*Exercise instructions*
Reply with the data below, repeated exactly in full.

● ● ●

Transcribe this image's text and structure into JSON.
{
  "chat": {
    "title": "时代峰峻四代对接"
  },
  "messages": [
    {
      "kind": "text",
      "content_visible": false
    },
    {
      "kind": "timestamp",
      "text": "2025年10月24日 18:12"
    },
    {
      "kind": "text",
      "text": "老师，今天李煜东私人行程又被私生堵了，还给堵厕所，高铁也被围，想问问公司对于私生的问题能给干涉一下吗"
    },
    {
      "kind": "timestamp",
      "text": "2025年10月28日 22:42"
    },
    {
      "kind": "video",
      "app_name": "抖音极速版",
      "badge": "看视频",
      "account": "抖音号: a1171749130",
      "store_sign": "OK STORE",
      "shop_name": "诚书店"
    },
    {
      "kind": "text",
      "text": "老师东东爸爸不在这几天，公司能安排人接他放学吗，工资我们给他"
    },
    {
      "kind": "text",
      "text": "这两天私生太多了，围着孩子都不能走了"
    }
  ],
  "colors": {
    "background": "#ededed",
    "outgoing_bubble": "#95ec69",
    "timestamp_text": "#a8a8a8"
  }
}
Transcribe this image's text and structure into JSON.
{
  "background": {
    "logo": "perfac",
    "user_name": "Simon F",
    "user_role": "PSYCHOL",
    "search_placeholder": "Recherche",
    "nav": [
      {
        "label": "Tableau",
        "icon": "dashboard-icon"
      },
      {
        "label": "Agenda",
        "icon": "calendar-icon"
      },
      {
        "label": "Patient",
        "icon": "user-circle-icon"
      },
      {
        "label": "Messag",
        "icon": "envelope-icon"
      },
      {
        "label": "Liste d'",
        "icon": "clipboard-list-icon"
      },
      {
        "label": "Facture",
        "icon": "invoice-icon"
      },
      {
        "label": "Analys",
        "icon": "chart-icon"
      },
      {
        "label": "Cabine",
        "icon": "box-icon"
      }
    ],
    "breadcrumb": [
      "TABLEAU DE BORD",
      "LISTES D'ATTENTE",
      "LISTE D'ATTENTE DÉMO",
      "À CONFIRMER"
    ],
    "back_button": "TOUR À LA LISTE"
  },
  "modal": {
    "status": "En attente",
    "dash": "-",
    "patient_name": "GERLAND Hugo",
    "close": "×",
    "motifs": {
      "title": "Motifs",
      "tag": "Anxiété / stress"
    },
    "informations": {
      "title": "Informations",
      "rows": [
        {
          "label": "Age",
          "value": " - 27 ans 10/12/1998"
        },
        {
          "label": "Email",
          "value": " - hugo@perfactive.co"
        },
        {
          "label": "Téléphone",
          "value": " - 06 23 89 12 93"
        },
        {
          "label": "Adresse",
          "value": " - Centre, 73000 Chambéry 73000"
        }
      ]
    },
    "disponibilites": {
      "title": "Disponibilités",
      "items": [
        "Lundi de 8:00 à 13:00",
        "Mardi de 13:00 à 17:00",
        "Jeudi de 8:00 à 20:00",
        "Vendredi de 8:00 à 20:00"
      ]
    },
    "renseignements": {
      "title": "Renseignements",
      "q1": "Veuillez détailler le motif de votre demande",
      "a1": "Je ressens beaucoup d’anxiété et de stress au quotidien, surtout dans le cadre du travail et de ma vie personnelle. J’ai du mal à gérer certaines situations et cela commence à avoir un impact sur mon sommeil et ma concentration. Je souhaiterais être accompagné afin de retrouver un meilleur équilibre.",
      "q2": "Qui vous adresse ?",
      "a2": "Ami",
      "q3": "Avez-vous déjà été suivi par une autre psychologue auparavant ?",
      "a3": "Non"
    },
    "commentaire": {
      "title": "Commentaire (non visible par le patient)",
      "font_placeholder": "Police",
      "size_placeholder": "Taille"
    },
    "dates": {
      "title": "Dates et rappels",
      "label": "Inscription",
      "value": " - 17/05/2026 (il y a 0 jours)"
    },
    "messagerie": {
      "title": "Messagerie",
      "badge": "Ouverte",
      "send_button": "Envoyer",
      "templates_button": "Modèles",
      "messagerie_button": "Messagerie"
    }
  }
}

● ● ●

*Result below*
Transcribe this image's text and structure into JSON.
{
  "chat": {
    "title": "时代峰峻四代对接"
  },
  "messages": [
    {
      "kind": "text",
      "content_visible": false
    },
    {
      "kind": "timestamp",
      "text": "2025年10月24日 18:12"
    },
    {
      "kind": "text",
      "text": "老师，今天李煜东私人行程又被私生堵了，还给堵厕所，高铁也被围，想问问公司对于私生的问题能给干涉一下吗"
    },
    {
      "kind": "timestamp",
      "text": "2025年10月28日 22:42"
    },
    {
      "kind": "video",
      "app_name": "抖音极速版",
      "badge": "看视频",
      "account": "抖音号: a1171749130",
      "store_sign": "OK STORE",
      "shop_name": "诚书店"
    },
    {
      "kind": "text",
      "text": "老师东东爸爸不在这几天，公司能安排人接他放学吗，工资我们给他"
    },
    {
      "kind": "text",
      "text": "这两天私生太多了，围着孩子都不能走了"
    }
  ],
  "colors": {
    "background": "#ededed",
    "outgoing_bubble": "#95ec69",
    "timestamp_text": "#a8a8a8"
  }
}
Transcribe this image's text and structure into JSON.
{
  "background": {
    "logo": "perfac",
    "user_name": "Simon F",
    "user_role": "PSYCHOL",
    "search_placeholder": "Recherche",
    "nav": [
      {
        "label": "Tableau",
        "icon": "dashboard-icon"
      },
      {
        "label": "Agenda",
        "icon": "calendar-icon"
      },
      {
        "label": "Patient",
        "icon": "user-circle-icon"
      },
      {
        "label": "Messag",
        "icon": "envelope-icon"
      },
      {
        "label": "Liste d'",
        "icon": "clipboard-list-icon"
      },
      {
        "label": "Facture",
        "icon": "invoice-icon"
      },
      {
        "label": "Analys",
        "icon": "chart-icon"
      },
      {
        "label": "Cabine",
        "icon": "box-icon"
      }
    ],
    "breadcrumb": [
      "TABLEAU DE BORD",
      "LISTES D'ATTENTE",
      "LISTE D'ATTENTE DÉMO",
      "À CONFIRMER"
    ],
    "back_button": "TOUR À LA LISTE"
  },
  "modal": {
    "status": "En attente",
    "dash": "-",
    "patient_name": "GERLAND Hugo",
    "close": "×",
    "motifs": {
      "title": "Motifs",
      "tag": "Anxiété / stress"
    },
    "informations": {
      "title": "Informations",
      "rows": [
        {
          "label": "Age",
          "value": " - 27 ans 10/12/1998"
        },
        {
          "label": "Email",
          "value": " - hugo@perfactive.co"
        },
        {
          "label": "Téléphone",
          "value": " - 06 23 89 12 93"
        },
        {
          "label": "Adresse",
          "value": " - Centre, 73000 Chambéry 73000"
        }
      ]
    },
    "disponibilites": {
      "title": "Disponibilités",
      "items": [
        "Lundi de 8:00 à 13:00",
        "Mardi de 13:00 à 17:00",
        "Jeudi de 8:00 à 20:00",
        "Vendredi de 8:00 à 20:00"
      ]
    },
    "renseignements": {
      "title": "Renseignements",
      "q1": "Veuillez détailler le motif de votre demande",
      "a1": "Je ressens beaucoup d’anxiété et de stress au quotidien, surtout dans le cadre du travail et de ma vie personnelle. J’ai du mal à gérer certaines situations et cela commence à avoir un impact sur mon sommeil et ma concentration. Je souhaiterais être accompagné afin de retrouver un meilleur équilibre.",
      "q2": "Qui vous adresse ?",
      "a2": "Ami",
      "q3": "Avez-vous déjà été suivi par une autre psychologue auparavant ?",
      "a3": "Non"
    },
    "commentaire": {
      "title": "Commentaire (non visible par le patient)",
      "font_placeholder": "Police",
      "size_placeholder": "Taille"
    },
    "dates": {
      "title": "Dates et rappels",
      "label": "Inscription",
      "value": " - 17/05/2026 (il y a 0 jours)"
    },
    "messagerie": {
      "title": "Messagerie",
      "badge": "Ouverte",
      "send_button": "Envoyer",
      "templates_button": "Modèles",
      "messagerie_button": "Messagerie"
    }
  }
}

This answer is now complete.